1) School board members who have antagonized Ackerman during the past five years have, unsurprisingly, voiced criticism of her dining tastes at a time when the district faces immense financial pressures. "It just seems astronomical to me," says board member Eric Mar. "Some of it is very lavish given that we are a public agency in a financial crisis and serving children." Do you agree with Mar's assessment of the situation?
A) Yes, it's like the "No Wine List Left Behind" initiative.
B) Nah. What's $45,000 -- like, two full teacher salaries? Fine, a kid doesn't learn trigonometry. The calamari was exquisite.
C) You have to understand: When you only make $250,000 a year, you don't have money left over to spend on things like food.

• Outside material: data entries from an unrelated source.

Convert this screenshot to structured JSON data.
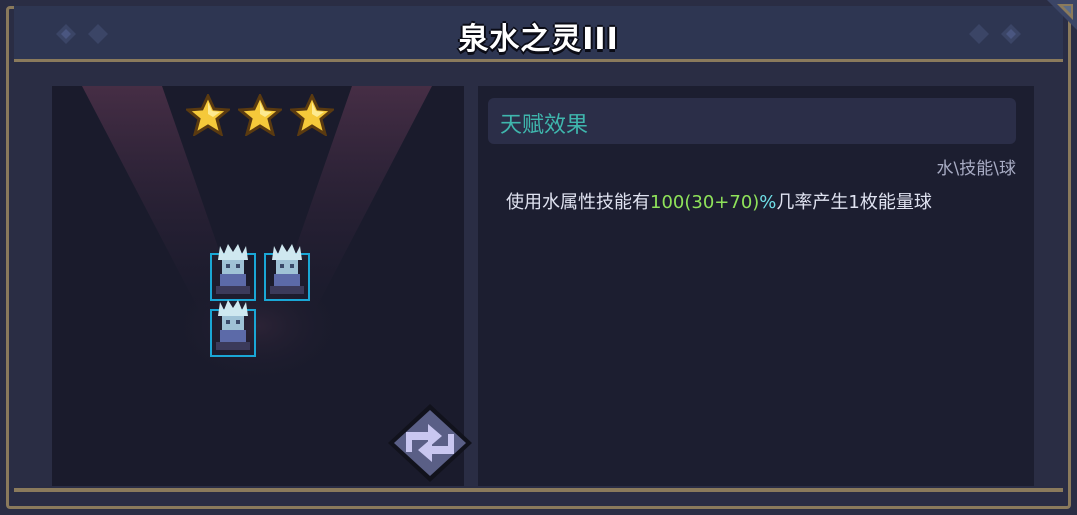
{
  "window": {
    "title": "泉水之灵III"
  },
  "unit_card": {
    "star_count": 3,
    "unit_count": 3,
    "icons": {
      "star": "star-icon",
      "unit": "water-spirit-sprite",
      "swap": "swap-arrows-icon"
    },
    "colors": {
      "star": "#f5c93a",
      "unit_frame": "#1aa7d6"
    }
  },
  "talent": {
    "header": "天赋效果",
    "tags": "水\\技能\\球",
    "description": {
      "prefix": "使用水属性技能有",
      "value": "100(30+70)",
      "percent": "%",
      "suffix": "几率产生1枚能量球"
    },
    "colors": {
      "header": "#3fb6ad",
      "value": "#8fe35a",
      "percent": "#6fe0e8"
    }
  }
}
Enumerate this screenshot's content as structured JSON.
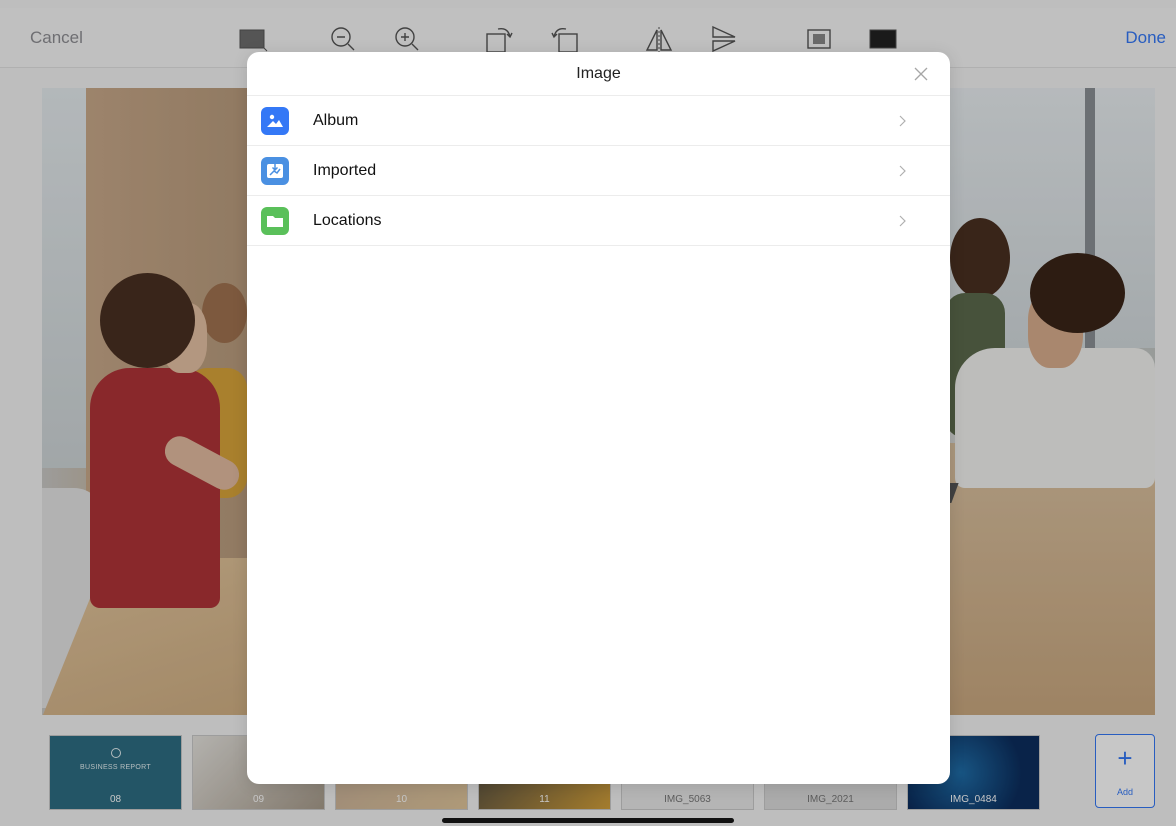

2) Board member and Ackerman ally Jill Wynns has preached conciliation between her colleagues and the superintendent, who took more than 30 business-related trips last year and is a member of several national educational organizations. "I think the whole thing is silly," Wynns says. "This is the cost of doing business and doing it well." What do you think?
A) But did Ackerman do it well? And whose business?

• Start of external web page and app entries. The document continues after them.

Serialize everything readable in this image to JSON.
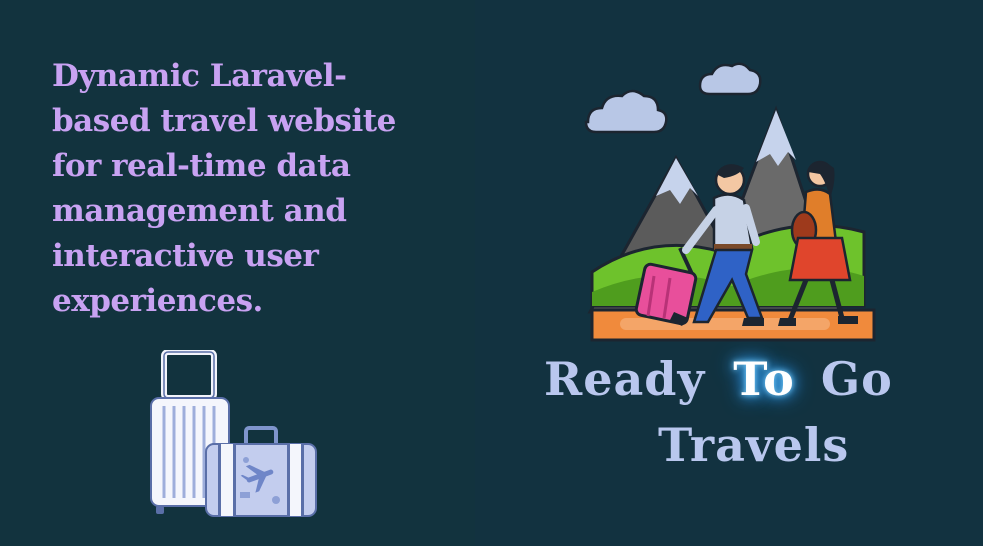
{
  "tagline": {
    "lines": [
      "Dynamic Laravel-",
      "based travel website",
      "for real-time data",
      "management and",
      "interactive user",
      "experiences."
    ]
  },
  "brand": {
    "word1": "Ready",
    "word2": "To",
    "word3": "Go",
    "word4": "Travels"
  },
  "colors": {
    "background": "#12333e",
    "tagline": "#c8a2f2",
    "brand_text": "#b9c7ee",
    "glow": "#3fb1ff"
  },
  "illustrations": [
    "luggage-icon",
    "travelers-mountain-scene"
  ]
}
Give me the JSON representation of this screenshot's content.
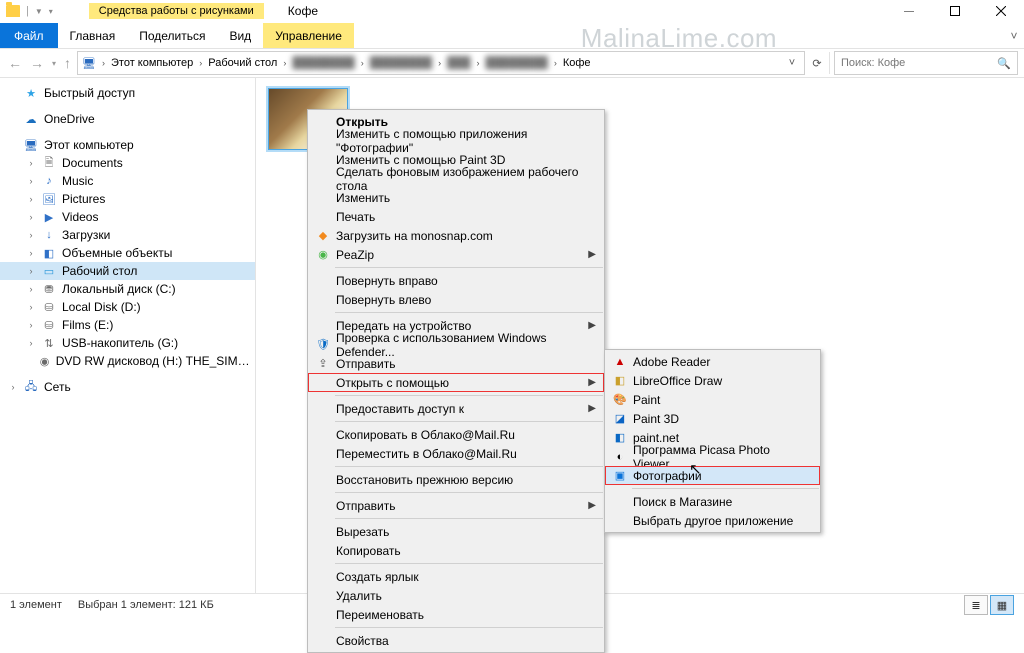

B) Actually, Jill, this is the cost of eating food -- and eating it extravagantly.
C) And remember: Previous Superintendent Bill Rojas racked up credit card charges for political contributions and travel to New York to complete his doctoral studies. In comparison, Ackerman's like the teacher in Stand and Deliver.
3) In San Francisco, Ackerman footed the bill for lunches and dinners with lawyers, school board members, city officials, and reporters. She ate at some of the priciest spots in town: Jardinière, Hayes Street Grill, Palomino, and Morton's. What do you think of her choice in restaurants?
A) I take it the upstairs area at Chez Panisse just wouldn't do.
B) Sure as hell beats irradiated meat in the school cafeteria.
C) So that's why I couldn't get a table.
4) Before the Board of Supervisors, led by Gerardo Sandoval, passed its resolution calling on Ackerman to forgo the severance money, a group of 1,500 parents had signed a petition along identical lines. But they had been unable to present the petition to Ackerman, because she had stopped attending school board meetings. Do you think Ackerman's severance package amounts to a "platinum parachute," as Sandoval has termed it?
A) No, no, no. Only the strings are made of platinum. The parachute itself is pure gold, inlaid with diamonds and caviar.
B) Nah, $375,000 seems perfectly reasonable -- God, why didn't I get into public education and strike it rich, like my parents suggested?
C) Don't do it, Arlene. Don't jump! (Bonus point for adding: "And in fairness to her, would you want to sit through those board meetings, even for $250,000 a year?")
5) Supporters of Ackerman, the city's first black superintendent, have suggested that racism lies behind the supervisors' resolution and the school board's questions about her credit card expenses. The Rev. Amos Brown of Third Baptist Church has urged the supervisors "to leave the school district alone," and Waukeen McCoy, a member of the city's Ethics Commission and an attorney working for Ackerman, told the Chronicle: "If she were not an African American woman, she wouldn't be going through this." What do you think?
A) Wait a minute. McCoy is Ackerman's attorney and on the city's Ethics Commission? If only a city could generate taxes in accordance with the amount of painful irony its political structure produces.
B) Ah, the good reverend. Haven't heard from you in a while, Amos. Guess it's been a few years since Willie said something to embarrass himself, hasn't it?
C) I think $375,000 buys a lot of legal advice.
6) Ackerman has denied doing anything improper with her credit card, and has reimbursed the district about $4,000 over the past year. In the wake of the scandal, she has stopped using the card, has given it to a board member for safekeeping, and says she wishes the matter could have been brought up in a nonpublic setting. What do you think of her assertions?
A) A nonpublic setting? You mean like a fancy, well-known restaurant that you're paying for with taxpayer money? One of those nonpublic settings?
B) Which board member has the card? Check the reservation list at Gary Danko!
C) Here's my question: Did she at least earn some air miles for all this? Please say she belonged to a rewards program.
7) And, finally, how do you think a school district can measure the worth of a nationally known superintendent like Ackerman in terms of dollars?
A) Arlene Ackerman ... $250,000.
B) Dinner at Jardinière ... $450.
C) Paying way too much money for an educator's national reputation, only to create an embarrassing public spectacle with the board, anger parents, shut schools, and shortchange kids in the process ... priceless.
How to score:
Score zero points for every "A" answer, one point for every "B," and two points for every "C."
0-6 points: Look on the bright side. The district saved almost $2.5 million by closing all those schools -- money that can now be spent on overpriced pasta.
7-10 points: So does this mean that dinner with Arlene is off?
11-14 points: Congratulations! You're a true apologist for Arlene Ackerman. And, yes, we hear there are some very lucrative severance packages in the University of California system, if she's interested ....